Court of Appeal Rules in Favour of Specsavers v Asda
Specsavers has won the latest round in the high profile case revolving around Asda’s optical advertising campaign which encouraged consumers to "be a real spec saver at Asda" and promoting "spec savings at Asda".
In 2010 the High Court found that Asda’s use of the phrase "be a real spec saver at Asda" infringed Specsavers’ trade marks but the rest of Specsavers’ case was dismissed. Specsavers appealed and the Court of Appeal has now ruled that use of the phrase "spec savings at Asda" was also an infringement.
With regard to the double-ellipse logo mark relied on by Specsavers, the Court of Appeal has referred five questions to the Court of Justice of the European Union (CJEU) for a preliminary ruling regarding the role of colour in a trade mark infringement case and non-use. Lord Justice Kitchin said that the law was unclear on both aspects.
The appeal relating to a likelihood of confusion between the marks was actually refused; however, Lord Justice Kitchin upheld Specsavers’ grounds of appeal relating to the reputation in their trade mark and the unfair advantage the "spec savings at Asda" would take.

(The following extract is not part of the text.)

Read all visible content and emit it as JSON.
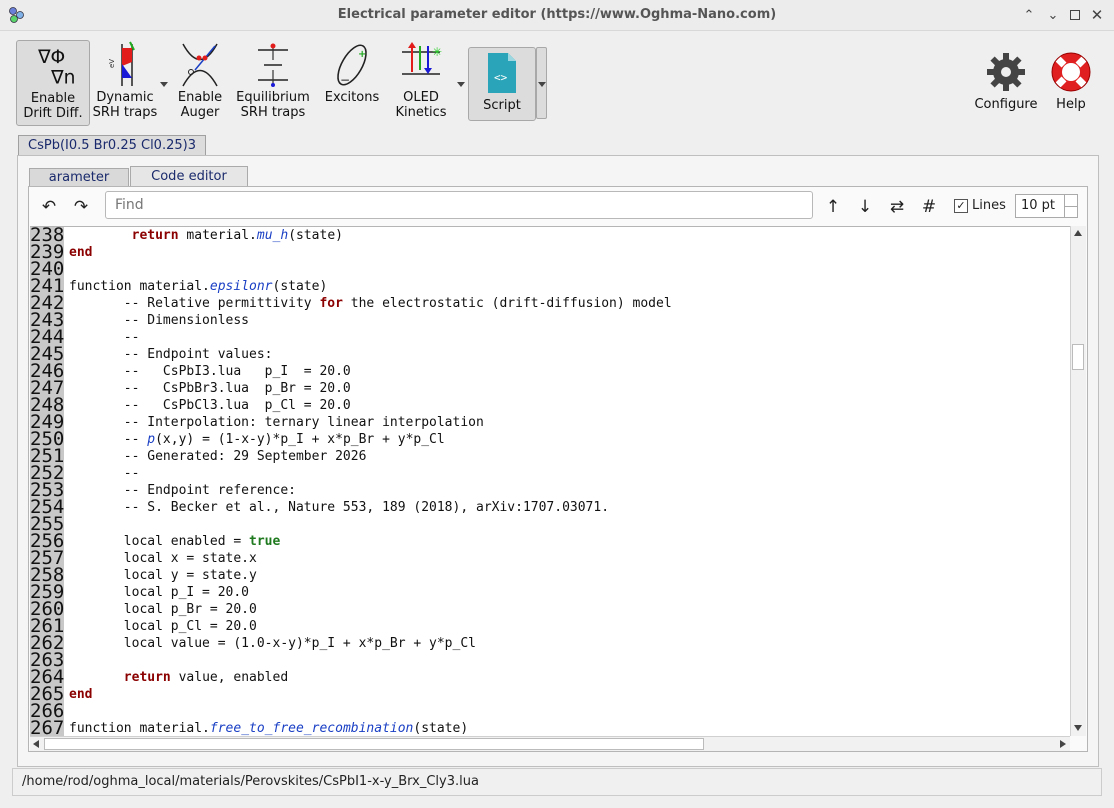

Lord Justice Kitchin said:
I believe that the average consumer seeing this strapline would make a connection with Specsavers. I am confirmed in this view by the fact that this was Asda’s intention” (para 153). He further commented: “Asda intended to benefit from the power of attraction attaching to the Specsavers brand and to exploit, without paying any compensation, Specsavers’ marketing efforts by conveying to consumers that Asda offered real value in the form of spectacle savings

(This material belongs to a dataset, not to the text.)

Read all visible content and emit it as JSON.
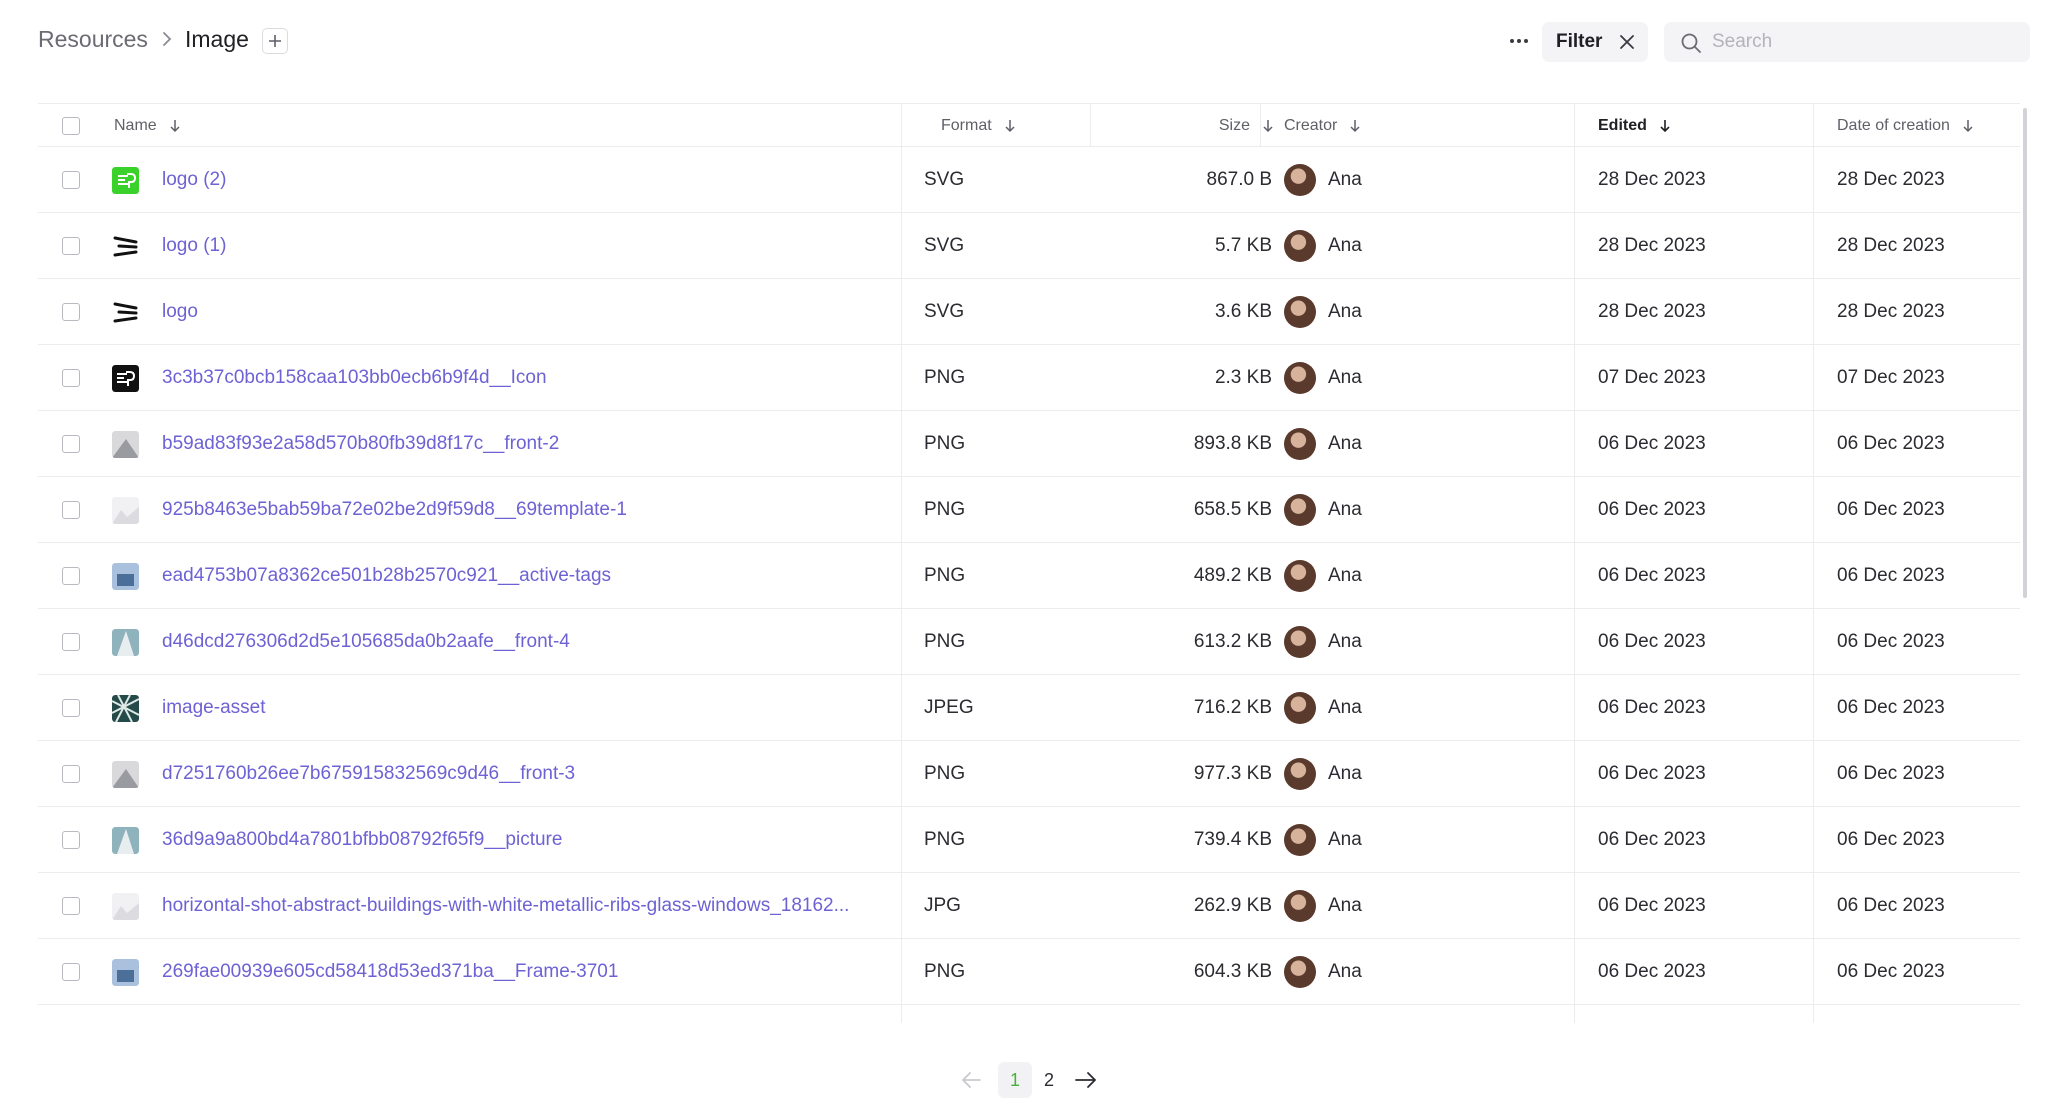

With regard to the third ground, this was stayed pending a reference to the CJEU. He said he was satisfied that this was a case in which it was necessary to seek the guidance of the CJEU as to the correct approach to be adopted to Article 15 of the Regulation where a trade mark proprietor seeks to establish use of a trade mark on the basis of the use of that mark in conjunction with another element. The following questions were put to the CJEU:
A. Where a trader has separate registrations of Community trade marks for:
- a graphic device mark;
- a word mark; and uses the two together, is such use capable of amounting to use of the graphic device mark for the purposes of Article 15 of Regulation 40/94? If yes, how is the question of use of the graphic mark to be assessed?
B. Does it make a difference if:
- the word mark is superimposed over the graphic device?
- the trader also has the combined mark comprising graphic device and word mark registered as a Community trade mark?
C. Does the answer to A or B depend upon whether the graphic device and the words are perceived by the average consumer as (i) being separate signs; or (ii) each having an independent distinctive role? If so, how?
Lord Justice Kitchin said that the question of whether the logo has been infringed under Article 9(1)(b) or (c) was one on which the Court had received very little assistance on. He said he would therefore welcome further short written submissions on this issue should it be necessary once the CJEU has responded to the questions he asked.
These further questions have been put to the CJEU on whether it is permissible to take into account the enhanced reputation enjoyed by Specsavers in the colour green:
D. Where a Community trade mark is not registered in colour, but the proprietor has used it extensively in a particular colour or combination of colours such that it has become associated in the mind of a significant portion of the public (in a part but not the whole of the Community) with that colour or combination of colours, is the colour or colours in which the defendant uses the sign complained of relevant in the global assessment of (i) likelihood of confusion under Article 9(1)(b) or (ii) unfair advantage under Article 9(1)(c) of Regulation 40/94? If so, how?
E. If so, is it relevant as part of the global assessment that the defendant itself is associated in the mind of a significant portion of the public with the colour or particular combination of colours which it is using for the sign complained of?
We look forward to receiving the judgment of the CJEU in connection with these questions. In particular, it will be interesting to see whether the CJEU follows its findings in the HAVE A BREAK case (Case C-353/03 Société des Produits Nestlé v Mars UK Ltd  ECR I-6135).
In that case the Court found at paras 29-30 that:
the expression ‘use of the mark as a trade mark’ must .. be understood as referring solely to use of the mark for the purposes of the identification, by the relevant class of persons, of the product or service as originating from a given undertaking. Yet, such identification … may be as a result both of the use, as part of a registered trade mark, of a component thereof and of the use of a separate mark in conjunction with a registered trade mark. In both cases it is sufficient that, in consequence of such use, the relevant class of persons actually perceive the product or service, designated exclusively by the mark applied for, as originating from a given undertaking.